			device = "/dev/sdb"	# Hint only

			status = ["ALLOCATABLE"]
			flags = []
			dev_size = 1433416496	# 683.506 Gigabytes
			pe_start = 22528
			pe_count = 174974	# 683.492 Gigabytes
		}

	}

	logical_volumes {
    	# omited because we really don't need to know
  	}
}

I skimmed through the metadata information and also it confirms that there is a missing physical device pv0.

So, I wrote what I have in the IRC channel and another CentOS user also recommends to delete the first 2 megabytes. The web result also shows deleting 2 MB from the beginning of HDD can be the beginning of the recovery since LVM will think that the HDD is not used.

But before running any single command, I got backups of each disk’s 100 MB of beginnings. I copied the VG_XenStorage file to somewhere else and removed "MISSING" flag by hand after that added /dev/sda3. Then I started running first destructive command

dd if=/dev/zero bs=1k count=2 of=/dev/sda3
pvcreate --uuid x7Na0E-dSN2-QyRL-0psb-Bd3M-HmXZ-BpEPiG
         --restorefile VG_XenStorage-654eedce-8bcc-1839-4824-1b969a770c1e
         /dev/sda3

I also applied these for /dev/sdb with its UUID.

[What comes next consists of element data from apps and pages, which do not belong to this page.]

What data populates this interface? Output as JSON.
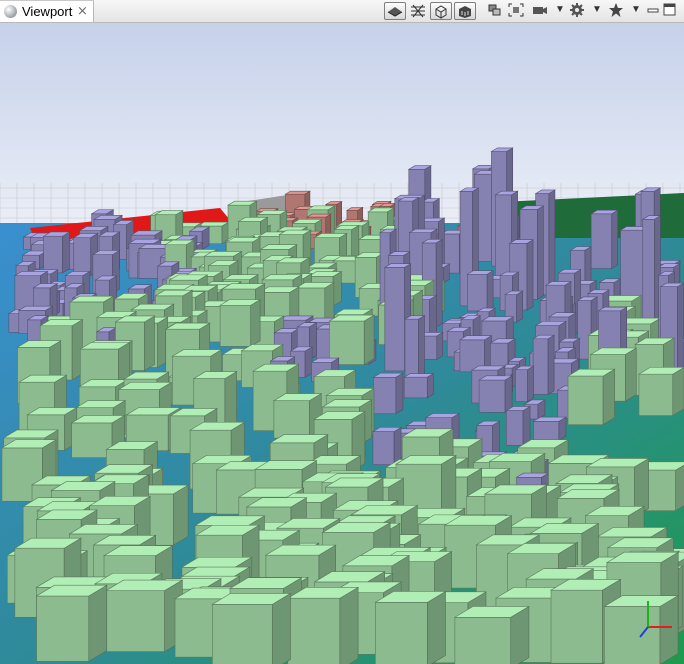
{
  "tab": {
    "label": "Viewport",
    "close_glyph": "⨯"
  },
  "toolbar": {
    "view_modes": [
      "solid-view-icon",
      "wireframe-view-icon",
      "box-view-icon",
      "textured-view-icon"
    ],
    "actions": [
      "layers-icon",
      "frame-selection-icon",
      "camera-icon",
      "settings-icon",
      "bookmark-star-icon"
    ],
    "window": {
      "minimize": "minimize-icon",
      "maximize": "maximize-icon"
    }
  },
  "colors": {
    "sky_top": "#c7d1ea",
    "building_green": "#a3dca8",
    "building_purple": "#9c98cf",
    "building_red": "#cf8c86",
    "terrain_blue": "#2e76b6",
    "terrain_green": "#1e8a4a",
    "highlight_red": "#e02020"
  },
  "axis_gizmo": {
    "x": "red",
    "y": "green",
    "z": "blue"
  }
}
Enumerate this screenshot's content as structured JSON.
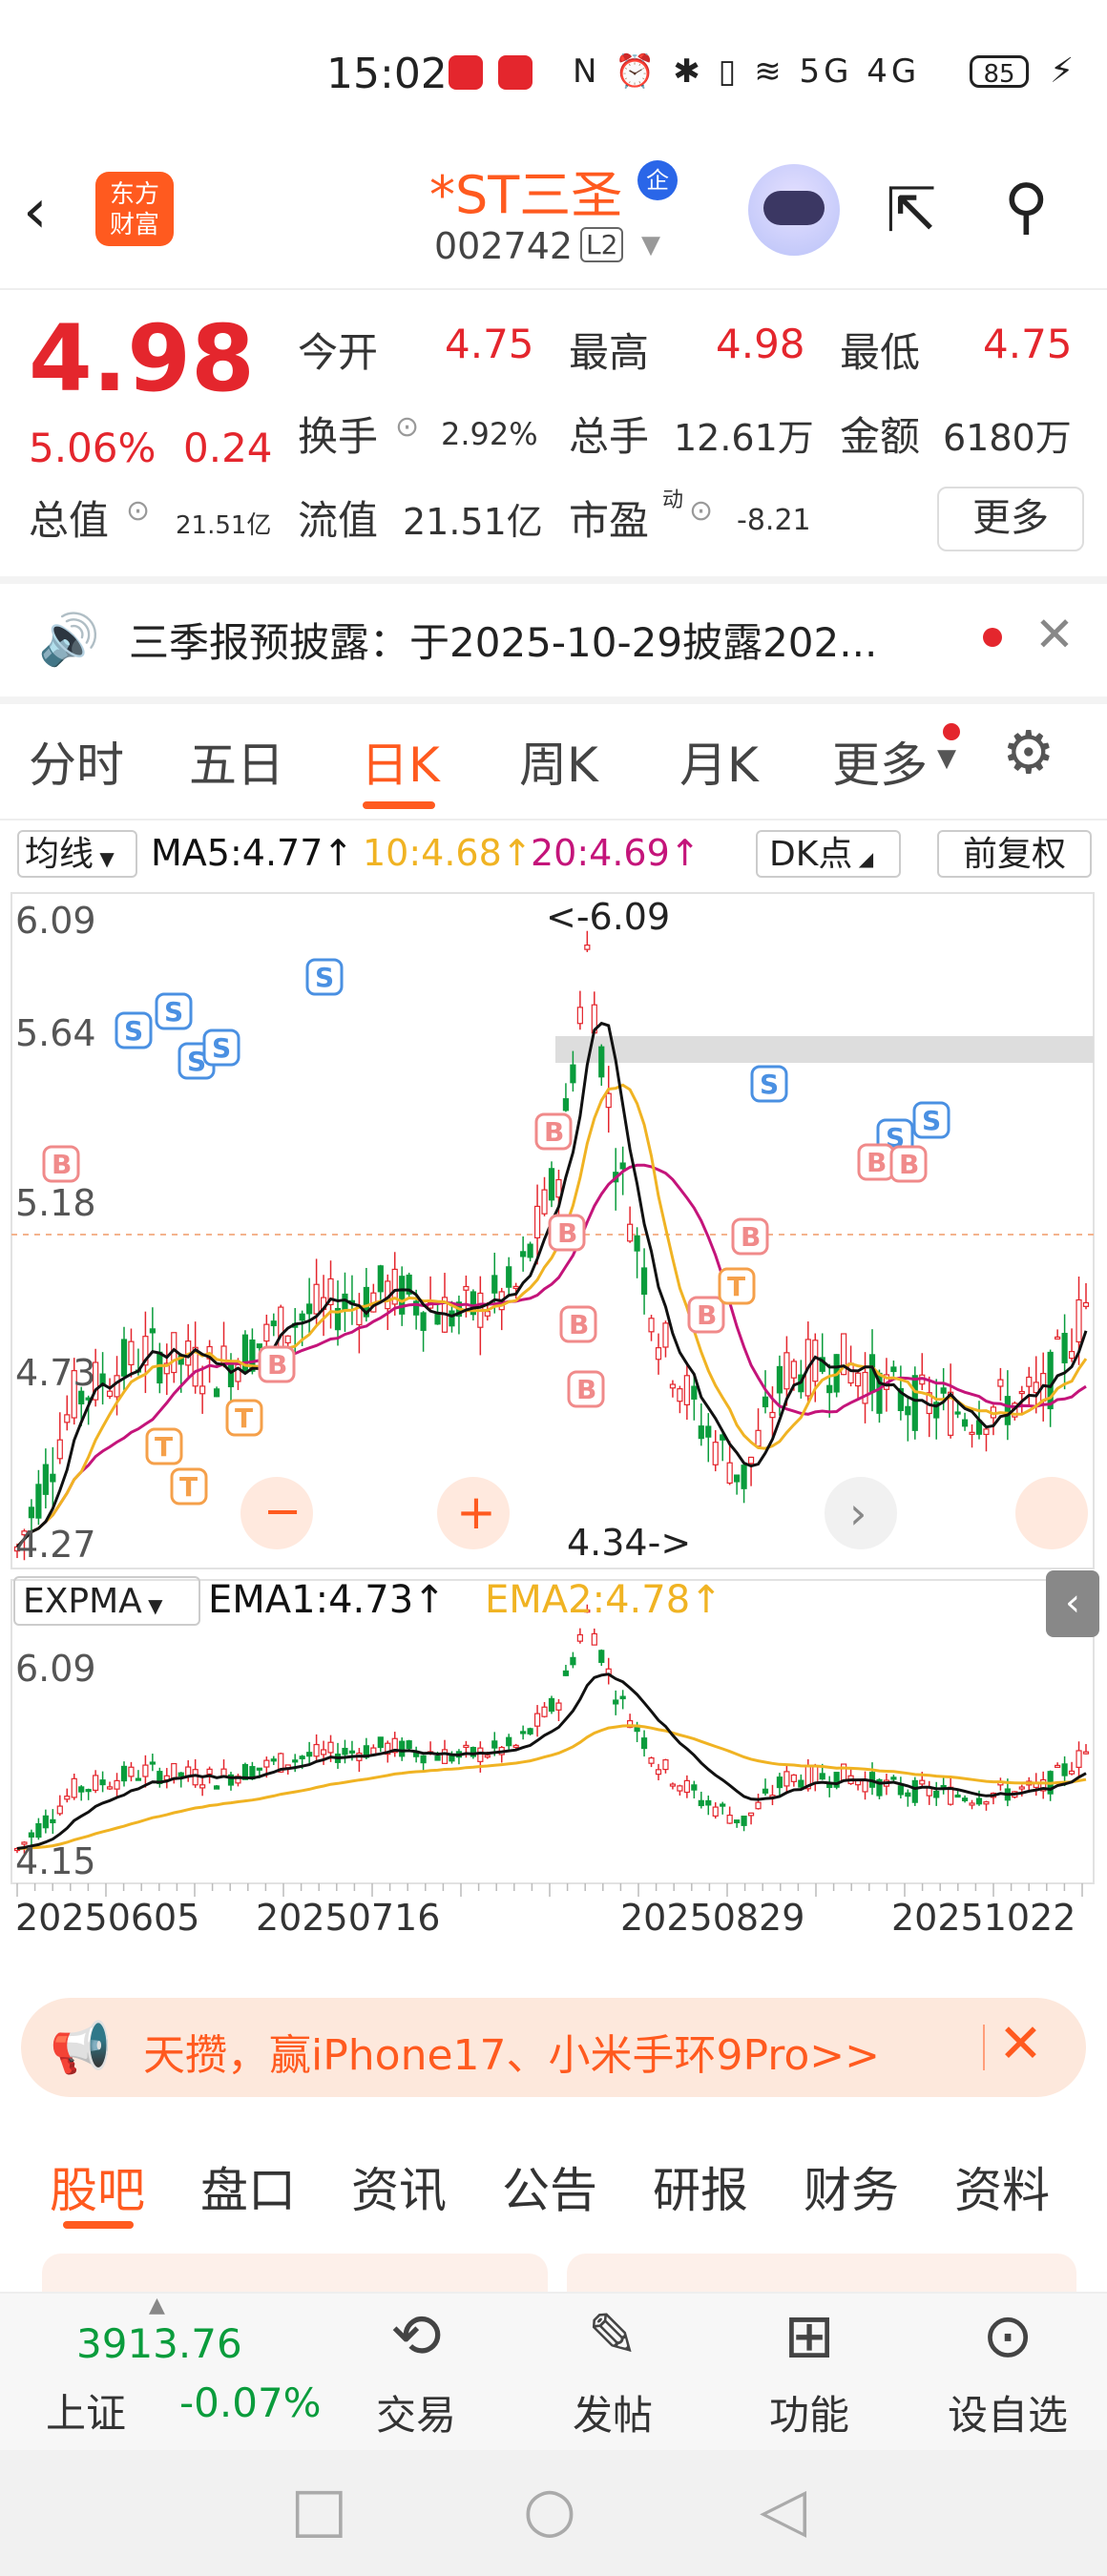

vgcfgrestore --force
             --file VG_XenStorage-654eedce-8bcc-1839-4824-1b969a770c1e
             VG_XenStorage-654eedce-8bcc-1839-4824-1b969a770c1e

vgcfgrestore tells me that the restoration was failed, but pvscan or vgscan shows me every single bit with no metadata checksum error.

I then rebooted the system and open up the xsconsole. Every single server and service already started.

I saved the console history which I used to remember the steps I took. If you see something missing there maybe that is because I jump in the USB rescue system or run some commands in Vi. I have also actions taken list which I used that as a reference to day (even drinking coffee is noted).

Conclusion

Running multiple old disk in an array is not a great idea. Do not even try to have an old disk on your system. LVM is amazing and complex. RAID is also making things hard and hiding information about the HDD. Therefore, next system I will be making either will be using advanced filesystems like btrfs or zfs or will take advantage of tools use mdadm.

RAID controllers are great but HBA controllers are better.

This document is mostly about my journey and I will add more details if any netizen willing to tell me what could be the cause or is this the only way to solve?

I would like to chat on this and you can find details in contact page.


  1. Person who is part of community in the internet ↩︎